Invited Seminar at CES on 14 June 2018 at 11:00 am titled "Bee Biogeography with Particular Reference to the Atacama Desert of Chile: Extreme Bees in Extreme Environments" by Laurence Packer from York University
Why is it that some species are found in some areas but not others? Answering this question is the task of biogeography and the answers fall into two main categories: that species dispersed to that area from elsewhere at some point in the past, or it has been there since it originated.
With the integration of data from fossils, phylogenies based upon both morphological and molecular data and palaeoenvironmental information, it is possible to offer explanations of why some species are found in particular areas and how they got there. The fossils permit the phylogenies to be time-calibrated and dated evolutionary events can be assessed in light of simultaneous environmental change.
I will illustrate these basic principles of biogeography initially with an example of long distance geodispersal: an obscure and rare group of bees found primarily in the Mediterranean region have all of their close relatives in the New World. I will suggest how they got to their currently occupied range.
Bees are more diverse in arid and semi-arid regions of the world and also more diverse in the southern hemisphere. I will explore the radiation of bees in the world’s driest desert – the Atacama Desert of Chile. Here, some bees must remain in diapause for many years before conditions are suitable for production of the next generation. I will give examples of unusual habitats that provide resources for bees in this otherwise inhospitable environment.
In most of the Atacama Desert the limited rainfall occurs in winter, but in the extreme northeast of the country, most rain falls in summer. I will investigate the potential influence of this disjunction on bee evolution.

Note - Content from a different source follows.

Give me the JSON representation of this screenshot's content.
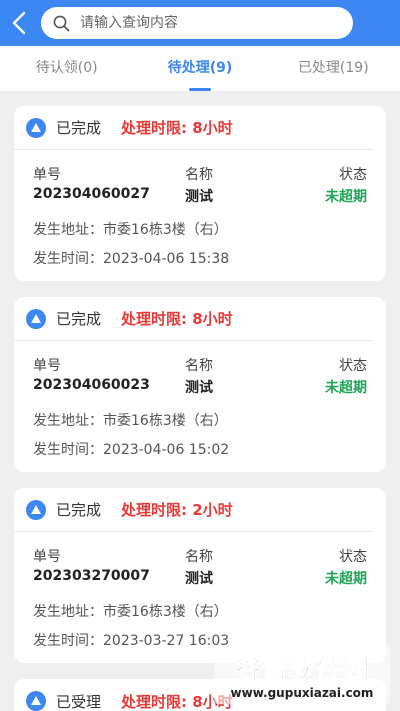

Lastly, I will discuss the often remarkable adaptations bees have for foraging on desert plants and use dated phylogenies to investigate bee transition to the most speciose genus of flowering plants in the Atacama.